## SUPPLIED MATERIAL
=== Begin Enclosure ===
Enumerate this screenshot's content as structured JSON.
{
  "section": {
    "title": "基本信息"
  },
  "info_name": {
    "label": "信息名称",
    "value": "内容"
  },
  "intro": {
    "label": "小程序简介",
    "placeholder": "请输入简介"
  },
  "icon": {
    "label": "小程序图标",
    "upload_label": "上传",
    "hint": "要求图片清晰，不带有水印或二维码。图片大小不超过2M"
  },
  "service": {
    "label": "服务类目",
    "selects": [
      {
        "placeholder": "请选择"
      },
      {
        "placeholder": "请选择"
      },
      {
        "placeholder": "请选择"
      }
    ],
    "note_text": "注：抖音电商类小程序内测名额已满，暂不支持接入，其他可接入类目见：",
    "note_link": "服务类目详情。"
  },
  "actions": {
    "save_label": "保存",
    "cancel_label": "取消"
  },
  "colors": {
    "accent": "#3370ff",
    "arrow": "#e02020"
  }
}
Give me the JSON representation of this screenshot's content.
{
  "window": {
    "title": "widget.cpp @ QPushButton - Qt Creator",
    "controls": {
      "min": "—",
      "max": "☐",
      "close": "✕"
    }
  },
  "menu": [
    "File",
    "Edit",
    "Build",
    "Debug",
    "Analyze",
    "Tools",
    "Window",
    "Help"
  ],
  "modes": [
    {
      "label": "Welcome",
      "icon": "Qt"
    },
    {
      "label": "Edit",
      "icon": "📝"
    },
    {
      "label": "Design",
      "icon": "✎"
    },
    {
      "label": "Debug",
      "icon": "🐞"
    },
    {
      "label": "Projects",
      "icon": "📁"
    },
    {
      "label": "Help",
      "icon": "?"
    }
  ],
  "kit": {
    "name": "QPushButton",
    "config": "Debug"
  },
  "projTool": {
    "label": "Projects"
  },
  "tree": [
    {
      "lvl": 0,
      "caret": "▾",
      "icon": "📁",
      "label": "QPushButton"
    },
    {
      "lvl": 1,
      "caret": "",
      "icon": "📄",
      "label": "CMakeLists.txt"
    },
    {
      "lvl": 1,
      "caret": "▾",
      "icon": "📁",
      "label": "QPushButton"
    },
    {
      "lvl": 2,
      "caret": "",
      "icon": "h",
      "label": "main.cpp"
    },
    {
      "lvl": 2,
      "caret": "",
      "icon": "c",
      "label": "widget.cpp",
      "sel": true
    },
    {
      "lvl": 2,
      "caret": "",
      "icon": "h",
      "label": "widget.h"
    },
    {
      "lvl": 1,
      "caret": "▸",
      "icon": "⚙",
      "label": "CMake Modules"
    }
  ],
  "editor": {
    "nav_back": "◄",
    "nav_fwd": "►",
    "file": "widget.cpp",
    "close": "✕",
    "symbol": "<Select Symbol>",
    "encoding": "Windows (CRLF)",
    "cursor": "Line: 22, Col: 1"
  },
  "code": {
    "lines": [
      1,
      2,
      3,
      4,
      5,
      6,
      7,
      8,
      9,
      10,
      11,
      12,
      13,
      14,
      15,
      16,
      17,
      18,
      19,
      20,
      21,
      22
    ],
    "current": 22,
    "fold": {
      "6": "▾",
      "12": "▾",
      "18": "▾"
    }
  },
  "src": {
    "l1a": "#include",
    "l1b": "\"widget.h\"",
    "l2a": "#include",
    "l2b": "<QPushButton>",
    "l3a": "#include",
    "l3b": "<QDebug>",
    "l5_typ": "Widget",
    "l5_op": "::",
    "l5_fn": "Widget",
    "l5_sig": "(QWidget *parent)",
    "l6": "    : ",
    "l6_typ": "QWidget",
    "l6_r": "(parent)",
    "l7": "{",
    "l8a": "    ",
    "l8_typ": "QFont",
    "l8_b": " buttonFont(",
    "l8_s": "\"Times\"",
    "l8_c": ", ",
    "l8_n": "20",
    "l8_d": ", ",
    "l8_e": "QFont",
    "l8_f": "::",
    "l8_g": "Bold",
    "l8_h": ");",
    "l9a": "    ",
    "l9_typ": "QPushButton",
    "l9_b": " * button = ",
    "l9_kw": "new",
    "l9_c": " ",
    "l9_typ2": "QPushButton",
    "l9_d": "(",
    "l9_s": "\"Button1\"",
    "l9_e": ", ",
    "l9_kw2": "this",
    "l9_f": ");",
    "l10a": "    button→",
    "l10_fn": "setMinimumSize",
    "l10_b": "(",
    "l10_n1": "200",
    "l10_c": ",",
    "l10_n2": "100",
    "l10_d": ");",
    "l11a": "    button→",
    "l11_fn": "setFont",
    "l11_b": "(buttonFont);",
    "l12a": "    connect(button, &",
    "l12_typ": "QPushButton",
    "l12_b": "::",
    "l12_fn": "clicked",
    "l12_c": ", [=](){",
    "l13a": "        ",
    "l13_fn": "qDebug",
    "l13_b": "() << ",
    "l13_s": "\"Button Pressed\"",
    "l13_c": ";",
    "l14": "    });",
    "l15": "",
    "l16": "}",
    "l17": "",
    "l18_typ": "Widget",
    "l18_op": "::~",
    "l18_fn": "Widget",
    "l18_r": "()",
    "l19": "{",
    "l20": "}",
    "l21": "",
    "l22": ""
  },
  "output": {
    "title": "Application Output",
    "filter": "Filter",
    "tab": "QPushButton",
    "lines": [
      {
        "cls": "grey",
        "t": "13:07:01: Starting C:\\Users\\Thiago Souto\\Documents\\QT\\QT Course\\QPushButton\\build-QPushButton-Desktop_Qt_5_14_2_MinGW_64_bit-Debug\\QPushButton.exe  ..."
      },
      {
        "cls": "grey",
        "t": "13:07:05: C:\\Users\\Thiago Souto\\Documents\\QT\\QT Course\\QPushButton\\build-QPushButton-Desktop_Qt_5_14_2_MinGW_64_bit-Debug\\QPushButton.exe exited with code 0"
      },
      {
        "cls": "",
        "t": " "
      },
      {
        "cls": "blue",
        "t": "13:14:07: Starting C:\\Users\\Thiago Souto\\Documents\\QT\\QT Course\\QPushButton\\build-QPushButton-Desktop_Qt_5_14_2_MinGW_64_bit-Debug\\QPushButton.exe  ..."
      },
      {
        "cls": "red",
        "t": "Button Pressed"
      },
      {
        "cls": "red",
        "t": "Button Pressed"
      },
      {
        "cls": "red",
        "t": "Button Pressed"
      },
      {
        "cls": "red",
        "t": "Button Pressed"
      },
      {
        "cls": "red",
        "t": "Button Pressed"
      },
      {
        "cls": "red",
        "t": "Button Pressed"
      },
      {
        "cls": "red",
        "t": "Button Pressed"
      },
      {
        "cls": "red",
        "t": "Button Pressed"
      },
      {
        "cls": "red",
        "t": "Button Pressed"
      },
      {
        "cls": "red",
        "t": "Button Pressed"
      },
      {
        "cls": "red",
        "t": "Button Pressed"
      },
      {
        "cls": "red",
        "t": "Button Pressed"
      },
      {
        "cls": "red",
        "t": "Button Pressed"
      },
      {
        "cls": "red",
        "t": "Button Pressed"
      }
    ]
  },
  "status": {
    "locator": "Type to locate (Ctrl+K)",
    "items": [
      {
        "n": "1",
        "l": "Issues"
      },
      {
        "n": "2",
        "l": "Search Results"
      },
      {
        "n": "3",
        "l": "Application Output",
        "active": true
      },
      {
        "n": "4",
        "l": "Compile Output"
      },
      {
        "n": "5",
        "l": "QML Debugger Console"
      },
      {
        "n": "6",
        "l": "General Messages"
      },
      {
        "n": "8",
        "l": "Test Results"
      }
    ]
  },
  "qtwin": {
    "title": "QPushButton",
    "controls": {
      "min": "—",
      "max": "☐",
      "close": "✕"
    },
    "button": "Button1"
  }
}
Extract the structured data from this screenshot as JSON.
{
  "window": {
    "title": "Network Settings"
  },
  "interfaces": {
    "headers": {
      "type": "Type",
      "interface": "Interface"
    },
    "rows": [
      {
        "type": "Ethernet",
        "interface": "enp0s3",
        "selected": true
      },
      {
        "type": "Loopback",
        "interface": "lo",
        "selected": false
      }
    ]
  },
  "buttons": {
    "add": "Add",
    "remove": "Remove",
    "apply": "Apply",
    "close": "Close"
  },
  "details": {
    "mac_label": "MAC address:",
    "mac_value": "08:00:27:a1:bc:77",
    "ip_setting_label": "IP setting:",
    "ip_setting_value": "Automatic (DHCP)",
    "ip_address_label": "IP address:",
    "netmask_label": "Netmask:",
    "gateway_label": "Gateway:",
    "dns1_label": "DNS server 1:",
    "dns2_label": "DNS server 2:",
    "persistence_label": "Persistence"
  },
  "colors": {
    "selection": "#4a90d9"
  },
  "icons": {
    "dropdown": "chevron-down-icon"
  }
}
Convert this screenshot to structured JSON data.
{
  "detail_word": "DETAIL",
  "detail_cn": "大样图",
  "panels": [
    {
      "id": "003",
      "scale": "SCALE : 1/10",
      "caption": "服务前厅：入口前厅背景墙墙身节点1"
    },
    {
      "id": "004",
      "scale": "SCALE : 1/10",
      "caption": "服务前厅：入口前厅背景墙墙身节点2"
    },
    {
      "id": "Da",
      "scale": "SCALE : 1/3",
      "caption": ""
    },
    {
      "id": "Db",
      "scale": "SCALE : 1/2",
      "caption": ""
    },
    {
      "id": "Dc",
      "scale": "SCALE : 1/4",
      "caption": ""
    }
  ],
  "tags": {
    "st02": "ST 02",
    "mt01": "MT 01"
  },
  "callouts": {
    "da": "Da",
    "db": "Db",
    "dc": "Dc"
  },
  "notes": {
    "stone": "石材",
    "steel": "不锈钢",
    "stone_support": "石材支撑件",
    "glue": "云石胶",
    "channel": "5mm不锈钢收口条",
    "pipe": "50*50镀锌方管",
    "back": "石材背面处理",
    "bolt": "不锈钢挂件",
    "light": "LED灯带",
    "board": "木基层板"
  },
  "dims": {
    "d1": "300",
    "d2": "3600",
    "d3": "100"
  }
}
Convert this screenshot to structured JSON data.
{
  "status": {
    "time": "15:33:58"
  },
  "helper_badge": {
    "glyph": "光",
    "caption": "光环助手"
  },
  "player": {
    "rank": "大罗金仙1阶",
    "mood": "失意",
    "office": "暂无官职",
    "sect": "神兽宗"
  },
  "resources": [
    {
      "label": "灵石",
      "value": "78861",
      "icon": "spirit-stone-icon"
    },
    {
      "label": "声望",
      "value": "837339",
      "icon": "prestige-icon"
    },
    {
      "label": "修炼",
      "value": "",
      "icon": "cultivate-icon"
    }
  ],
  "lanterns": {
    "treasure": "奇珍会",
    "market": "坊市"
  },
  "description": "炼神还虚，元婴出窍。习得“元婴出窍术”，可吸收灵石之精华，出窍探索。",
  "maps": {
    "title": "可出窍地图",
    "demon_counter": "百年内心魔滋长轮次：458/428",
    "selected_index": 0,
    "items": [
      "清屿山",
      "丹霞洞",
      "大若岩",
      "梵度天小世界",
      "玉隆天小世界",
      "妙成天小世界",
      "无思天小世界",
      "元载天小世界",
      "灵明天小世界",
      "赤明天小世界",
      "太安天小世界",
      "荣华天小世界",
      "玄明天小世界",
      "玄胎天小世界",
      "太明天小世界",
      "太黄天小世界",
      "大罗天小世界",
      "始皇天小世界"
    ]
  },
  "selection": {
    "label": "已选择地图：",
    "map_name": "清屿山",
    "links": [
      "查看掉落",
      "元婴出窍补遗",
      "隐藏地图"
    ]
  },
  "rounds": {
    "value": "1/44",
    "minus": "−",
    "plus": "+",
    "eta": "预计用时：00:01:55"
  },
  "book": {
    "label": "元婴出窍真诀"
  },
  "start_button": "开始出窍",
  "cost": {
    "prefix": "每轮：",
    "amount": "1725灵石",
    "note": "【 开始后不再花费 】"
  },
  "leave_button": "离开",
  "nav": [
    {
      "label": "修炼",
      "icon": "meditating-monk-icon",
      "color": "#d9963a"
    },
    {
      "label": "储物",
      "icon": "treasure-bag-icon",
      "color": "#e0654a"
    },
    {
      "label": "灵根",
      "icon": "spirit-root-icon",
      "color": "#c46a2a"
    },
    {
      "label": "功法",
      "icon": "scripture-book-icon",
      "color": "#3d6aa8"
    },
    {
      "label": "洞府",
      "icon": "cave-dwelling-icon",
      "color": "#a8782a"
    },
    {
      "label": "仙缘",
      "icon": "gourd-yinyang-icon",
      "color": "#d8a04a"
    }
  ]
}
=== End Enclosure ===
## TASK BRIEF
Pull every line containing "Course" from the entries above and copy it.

## WRITTEN ANSWER
        "t": "13:07:01: Starting C:\\Users\\Thiago Souto\\Documents\\QT\\QT Course\\QPushButton\\build-QPushButton-Desktop_Qt_5_14_2_MinGW_64_bit-Debug\\QPushButton.exe  ..."
        "t": "13:07:05: C:\\Users\\Thiago Souto\\Documents\\QT\\QT Course\\QPushButton\\build-QPushButton-Desktop_Qt_5_14_2_MinGW_64_bit-Debug\\QPushButton.exe exited with code 0"
        "t": "13:14:07: Starting C:\\Users\\Thiago Souto\\Documents\\QT\\QT Course\\QPushButton\\build-QPushButton-Desktop_Qt_5_14_2_MinGW_64_bit-Debug\\QPushButton.exe  ..."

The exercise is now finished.